═════ RECORDS FOR THE TASK ═════

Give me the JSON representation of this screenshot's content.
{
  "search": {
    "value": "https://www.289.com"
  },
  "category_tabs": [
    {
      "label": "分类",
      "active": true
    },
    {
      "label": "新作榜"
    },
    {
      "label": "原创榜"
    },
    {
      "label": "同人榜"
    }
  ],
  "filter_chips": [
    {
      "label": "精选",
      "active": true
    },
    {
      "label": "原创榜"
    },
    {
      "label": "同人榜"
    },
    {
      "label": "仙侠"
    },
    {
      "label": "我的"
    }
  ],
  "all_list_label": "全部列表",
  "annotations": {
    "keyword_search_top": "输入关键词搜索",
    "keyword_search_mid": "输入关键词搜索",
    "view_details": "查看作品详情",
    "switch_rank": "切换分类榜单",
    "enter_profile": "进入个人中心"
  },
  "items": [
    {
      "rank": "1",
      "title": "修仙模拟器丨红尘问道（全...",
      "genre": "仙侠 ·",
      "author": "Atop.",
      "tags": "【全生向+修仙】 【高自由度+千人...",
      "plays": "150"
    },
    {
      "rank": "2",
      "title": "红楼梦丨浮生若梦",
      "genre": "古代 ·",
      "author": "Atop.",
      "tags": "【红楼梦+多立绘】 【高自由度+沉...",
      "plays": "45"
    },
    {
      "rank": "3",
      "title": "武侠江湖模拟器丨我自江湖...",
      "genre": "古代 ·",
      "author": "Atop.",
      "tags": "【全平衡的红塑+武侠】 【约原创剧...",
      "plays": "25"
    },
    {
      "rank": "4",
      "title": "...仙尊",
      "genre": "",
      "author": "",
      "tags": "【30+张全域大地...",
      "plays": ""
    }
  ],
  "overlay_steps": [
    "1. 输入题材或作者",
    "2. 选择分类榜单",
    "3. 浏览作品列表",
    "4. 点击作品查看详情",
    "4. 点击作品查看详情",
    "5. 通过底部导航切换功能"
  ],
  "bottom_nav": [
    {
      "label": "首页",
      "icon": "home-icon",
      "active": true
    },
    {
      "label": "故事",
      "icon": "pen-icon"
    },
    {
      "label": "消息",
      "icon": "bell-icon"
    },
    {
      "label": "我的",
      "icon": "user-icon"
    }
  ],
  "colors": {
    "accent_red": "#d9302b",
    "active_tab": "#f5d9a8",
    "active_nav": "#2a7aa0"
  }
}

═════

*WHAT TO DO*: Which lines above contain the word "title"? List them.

*ANSWER FOR THIS EXERCISE*:
      "title": "修仙模拟器丨红尘问道（全...",
      "title": "红楼梦丨浮生若梦",
      "title": "武侠江湖模拟器丨我自江湖...",
      "title": "...仙尊",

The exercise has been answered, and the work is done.